Significant changes lie ahead for U.S. Army forces as communicators move into the next era of battlespace communications. Smartphone technology is opening the door for individual networking devices for which signaleers already are laying the groundwork. And, the promise of cloud computing would enable large amounts of data to be moved among the battlefield without mobile databases.
U.S. Marines are tasked with battling enemies in any environment or domain and increasingly that location is cyberspace. Information assurance officials around the Corps are striving to ensure the reliability and trustworthiness of the service’s systems, and though they are aware of the potential for attack from the outside, misuse from the inside is a more prevalent concern.
The U.S. Army's plan to revolutionize its approach to integrating advancements into the network is on track, according to senior leaders. These Network Integration Evaluations designed to facilitate this assimilation already have yielded results, offering a glimpse into the technology of the future and how soldiers will use it.
Personnel from the U.S. Army’s 780th Military Intelligence Brigade--the service's first-ever cyber brigade--already are assisting in securing the U.S. Defense Department's networks against cyber attacks, although the brigade will not be fully operational until fiscal year 2015.

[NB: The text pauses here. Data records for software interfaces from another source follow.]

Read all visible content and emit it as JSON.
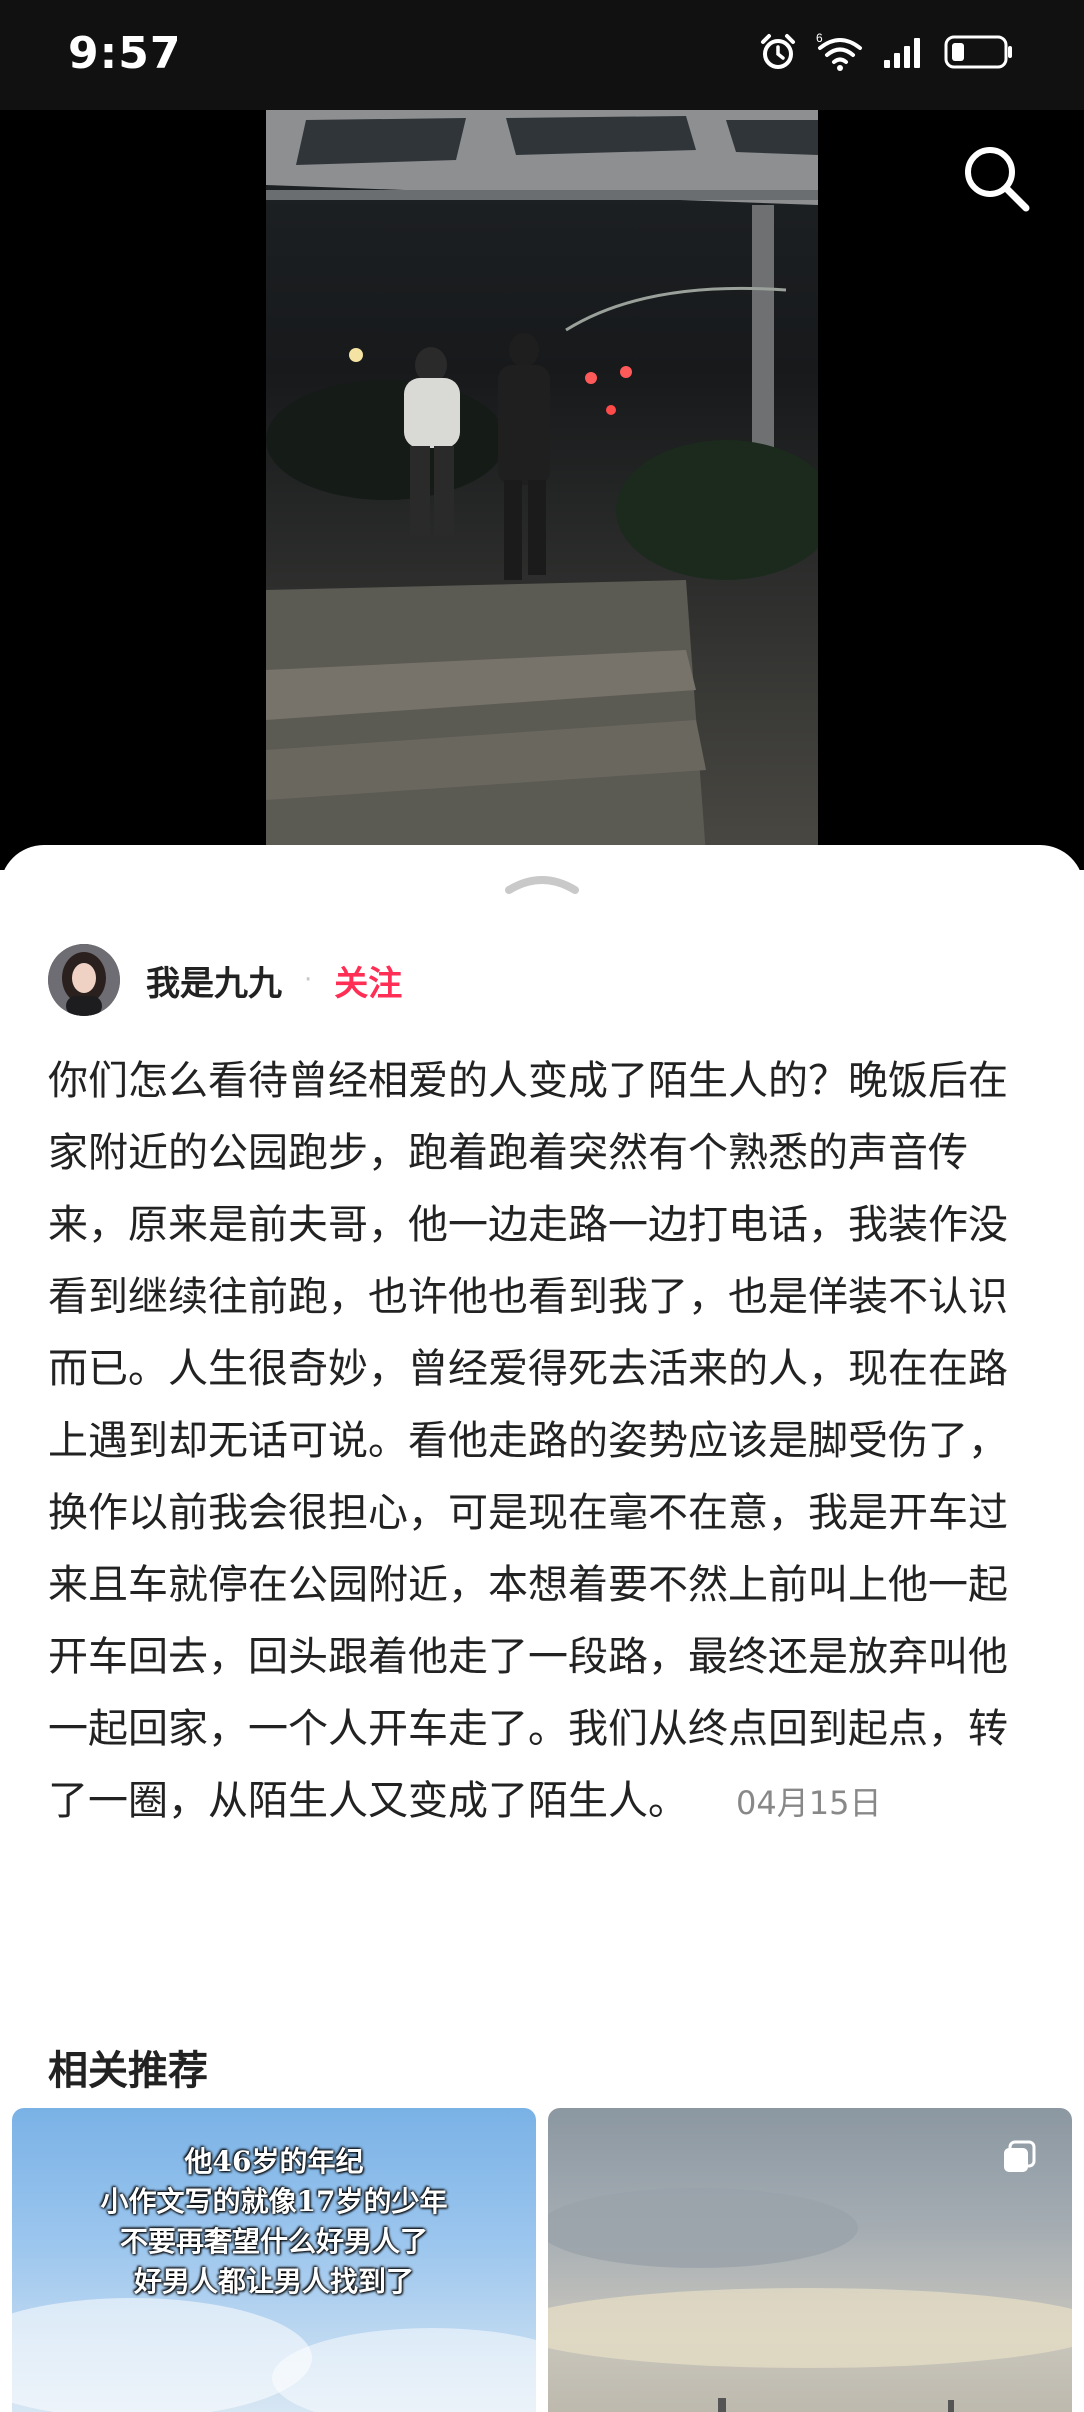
{
  "status_bar": {
    "time": "9:57",
    "icons": [
      "alarm-icon",
      "wifi-icon",
      "cellular-signal-icon",
      "battery-icon"
    ],
    "wifi_badge": "6"
  },
  "video": {
    "search_icon": "search-icon"
  },
  "author": {
    "name": "我是九九",
    "separator": "·",
    "follow_label": "关注",
    "follow_color": "#ff2e55"
  },
  "post": {
    "text": "你们怎么看待曾经相爱的人变成了陌生人的？晚饭后在家附近的公园跑步，跑着跑着突然有个熟悉的声音传来，原来是前夫哥，他一边走路一边打电话，我装作没看到继续往前跑，也许他也看到我了，也是佯装不认识而已。人生很奇妙，曾经爱得死去活来的人，现在在路上遇到却无话可说。看他走路的姿势应该是脚受伤了，换作以前我会很担心，可是现在毫不在意，我是开车过来且车就停在公园附近，本想着要不然上前叫上他一起开车回去，回头跟着他走了一段路，最终还是放弃叫他一起回家，一个人开车走了。我们从终点回到起点，转了一圈，从陌生人又变成了陌生人。",
    "date": "04月15日"
  },
  "recommendations": {
    "title": "相关推荐",
    "cards": [
      {
        "lines": [
          "他46岁的年纪",
          "小作文写的就像17岁的少年",
          "不要再奢望什么好男人了",
          "好男人都让男人找到了"
        ]
      },
      {
        "lines": [],
        "badge_icon": "multi-image-icon"
      }
    ]
  }
}
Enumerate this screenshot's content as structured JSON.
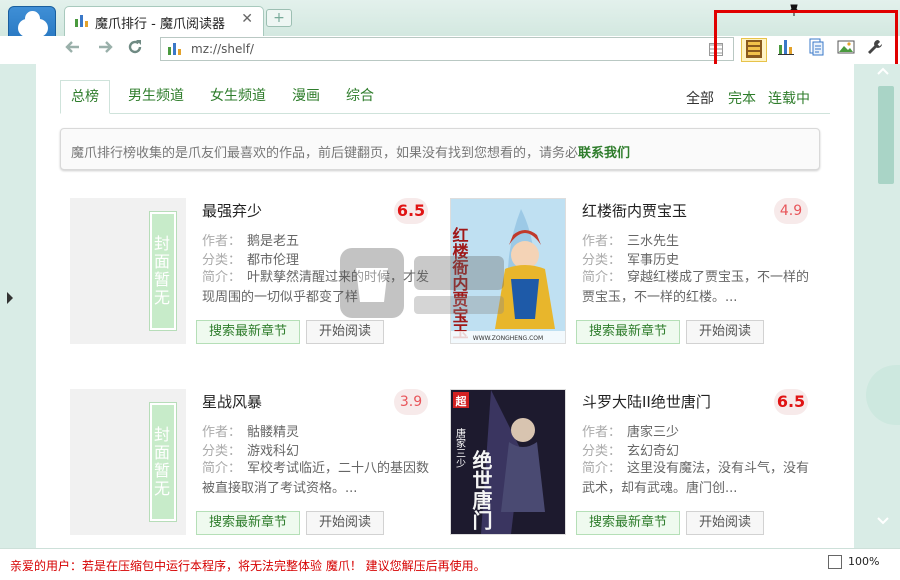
{
  "window": {
    "tab_title": "魔爪排行 - 魔爪阅读器",
    "close_glyph": "✕",
    "new_tab_glyph": "+",
    "address": "mz://shelf/"
  },
  "toolbar": {
    "tools": [
      "bookshelf-icon",
      "chart-icon",
      "document-icon",
      "image-icon",
      "wrench-icon"
    ],
    "active_tool": "bookshelf-icon"
  },
  "content": {
    "tabs": [
      "总榜",
      "男生频道",
      "女生频道",
      "漫画",
      "综合"
    ],
    "active_tab": "总榜",
    "filters": [
      "全部",
      "完本",
      "连载中"
    ],
    "notice_text": "魔爪排行榜收集的是爪友们最喜欢的作品，前后键翻页，如果没有找到您想看的，请务必",
    "notice_link": "联系我们",
    "cover_placeholder": "封面暂无",
    "labels": {
      "author": "作者：",
      "category": "分类：",
      "intro": "简介："
    },
    "search_btn": "搜索最新章节",
    "read_btn": "开始阅读"
  },
  "books": [
    {
      "title": "最强弃少",
      "score": "6.5",
      "hot": true,
      "author": "鹅是老五",
      "category": "都市伦理",
      "intro": "叶默孳然清醒过来的时候，才发现周围的一切似乎都变了样",
      "cover": "placeholder"
    },
    {
      "title": "红楼衙内贾宝玉",
      "score": "4.9",
      "hot": false,
      "author": "三水先生",
      "category": "军事历史",
      "intro": "穿越红楼成了贾宝玉，不一样的贾宝玉，不一样的红楼。...",
      "cover": "image",
      "cover_text": "红楼衙内贾宝玉",
      "cover_caption": "WWW.ZONGHENG.COM"
    },
    {
      "title": "星战风暴",
      "score": "3.9",
      "hot": false,
      "author": "骷髅精灵",
      "category": "游戏科幻",
      "intro": "军校考试临近，二十八的基因数被直接取消了考试资格。...",
      "cover": "placeholder"
    },
    {
      "title": "斗罗大陆II绝世唐门",
      "score": "6.5",
      "hot": true,
      "author": "唐家三少",
      "category": "玄幻奇幻",
      "intro": "这里没有魔法，没有斗气，没有武术，却有武魂。唐门创...",
      "cover": "image",
      "cover_text": "绝世唐门",
      "cover_author": "唐家三少",
      "cover_badge": "超"
    }
  ],
  "status": {
    "message": "亲爱的用户：若是在压缩包中运行本程序，将无法完整体验 魔爪！ 建议您解压后再使用。",
    "zoom": "100%"
  },
  "colors": {
    "accent_green": "#2f7d2c",
    "score_red": "#e01414",
    "highlight_red": "#e00000",
    "window_bg": "#d9ece6"
  }
}
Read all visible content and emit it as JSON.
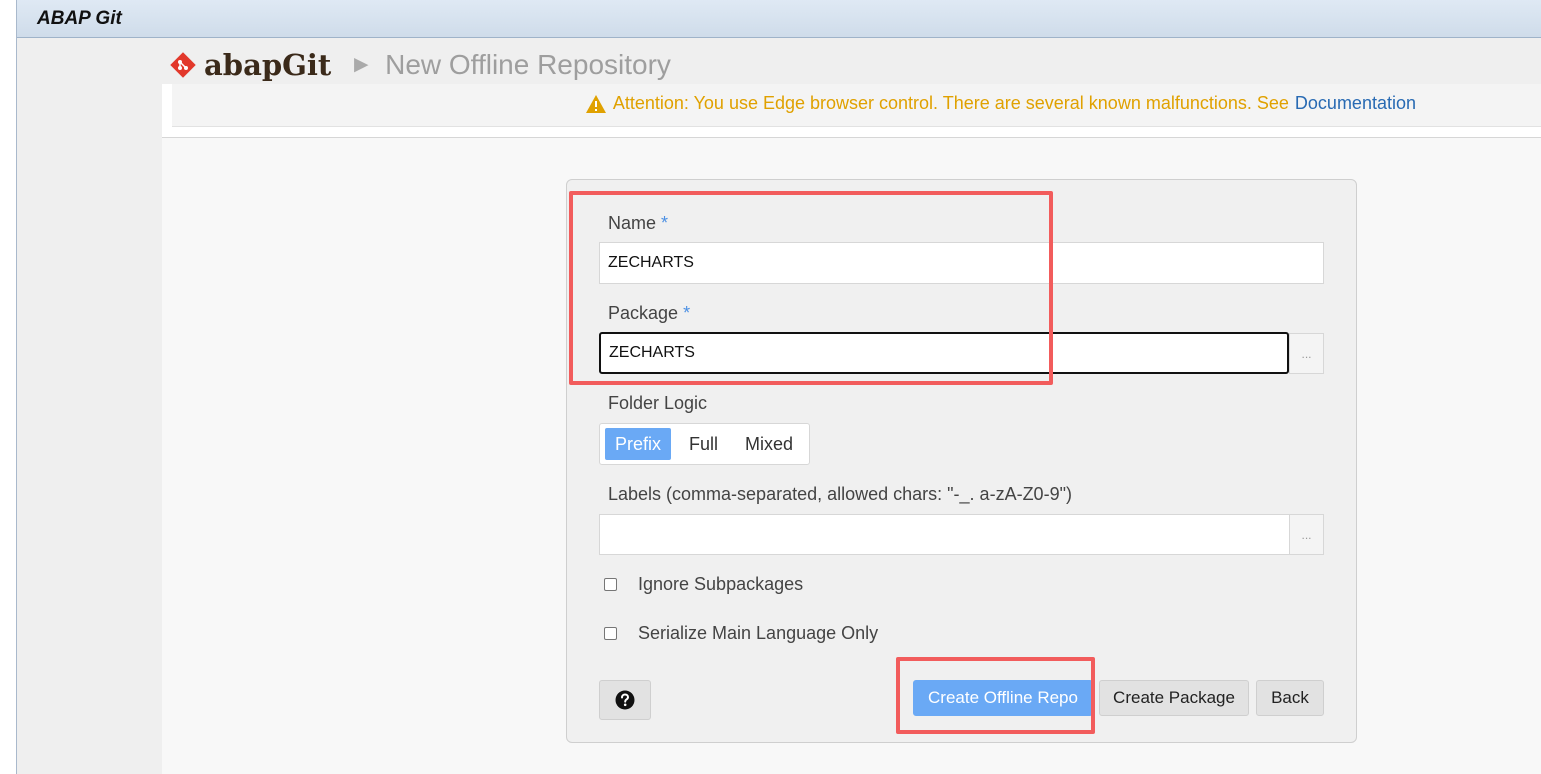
{
  "window": {
    "title": "ABAP Git"
  },
  "header": {
    "logo_text": "abapGit",
    "breadcrumb_separator": "►",
    "page_title": "New Offline Repository",
    "notice": {
      "text": "Attention: You use Edge browser control. There are several known malfunctions. See",
      "link_text": "Documentation",
      "icon": "warning-icon"
    }
  },
  "form": {
    "name": {
      "label": "Name",
      "required_mark": "*",
      "value": "ZECHARTS"
    },
    "package": {
      "label": "Package",
      "required_mark": "*",
      "value": "ZECHARTS",
      "browse_label": "..."
    },
    "folder_logic": {
      "label": "Folder Logic",
      "options": [
        "Prefix",
        "Full",
        "Mixed"
      ],
      "selected": "Prefix"
    },
    "labels": {
      "label": "Labels (comma-separated, allowed chars: \"-_. a-zA-Z0-9\")",
      "value": "",
      "browse_label": "..."
    },
    "ignore_subpackages": {
      "label": "Ignore Subpackages",
      "checked": false
    },
    "serialize_main_language": {
      "label": "Serialize Main Language Only",
      "checked": false
    }
  },
  "actions": {
    "help_icon": "question-circle-icon",
    "create_offline_repo": "Create Offline Repo",
    "create_package": "Create Package",
    "back": "Back"
  },
  "colors": {
    "accent": "#6aa9f5",
    "warning": "#e0a100",
    "link": "#286ab3",
    "highlight": "#f25c5c",
    "logo_red": "#e2382b"
  }
}
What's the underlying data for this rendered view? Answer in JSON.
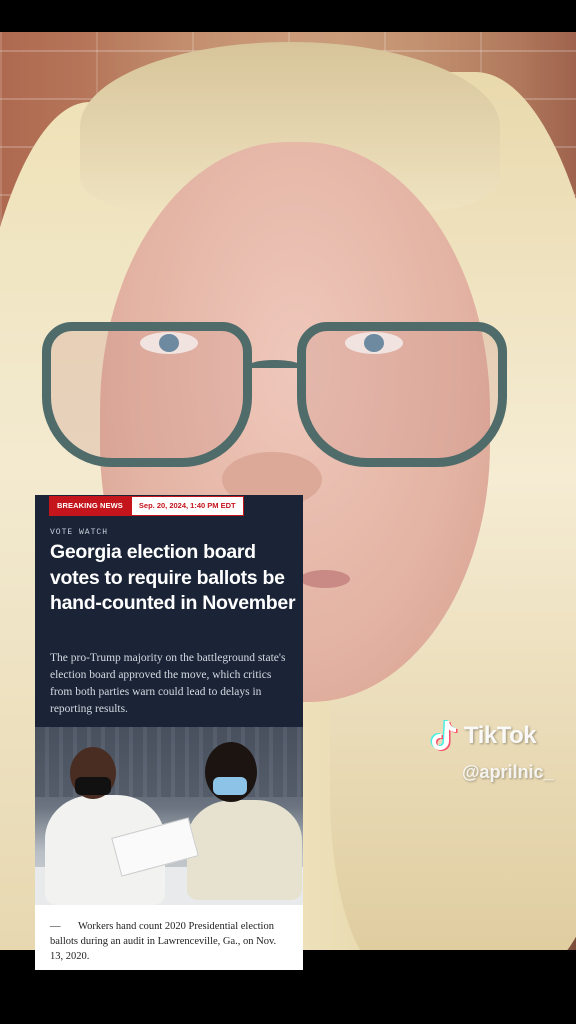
{
  "article": {
    "badge_breaking": "BREAKING NEWS",
    "badge_date": "Sep. 20, 2024, 1:40 PM EDT",
    "kicker": "VOTE WATCH",
    "headline": "Georgia election board votes to require ballots be hand-counted in November",
    "dek": "The pro-Trump majority on the battleground state's election board approved the move, which critics from both parties warn could lead to delays in reporting results.",
    "caption": "Workers hand count 2020 Presidential election ballots during an audit in Lawrenceville, Ga., on Nov. 13, 2020."
  },
  "watermark": {
    "brand": "TikTok",
    "username": "@aprilnic_",
    "icon": "tiktok-note-icon"
  },
  "colors": {
    "breaking_red": "#c4151c",
    "card_navy": "#1a2436"
  }
}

U.S. Army communications is more likely to be software-driven in the future as radios increasingly resemble specialized computers. Apps will be driving advances, and computer-like acquisition policies for radios will help speed cutting-edge technology to the field.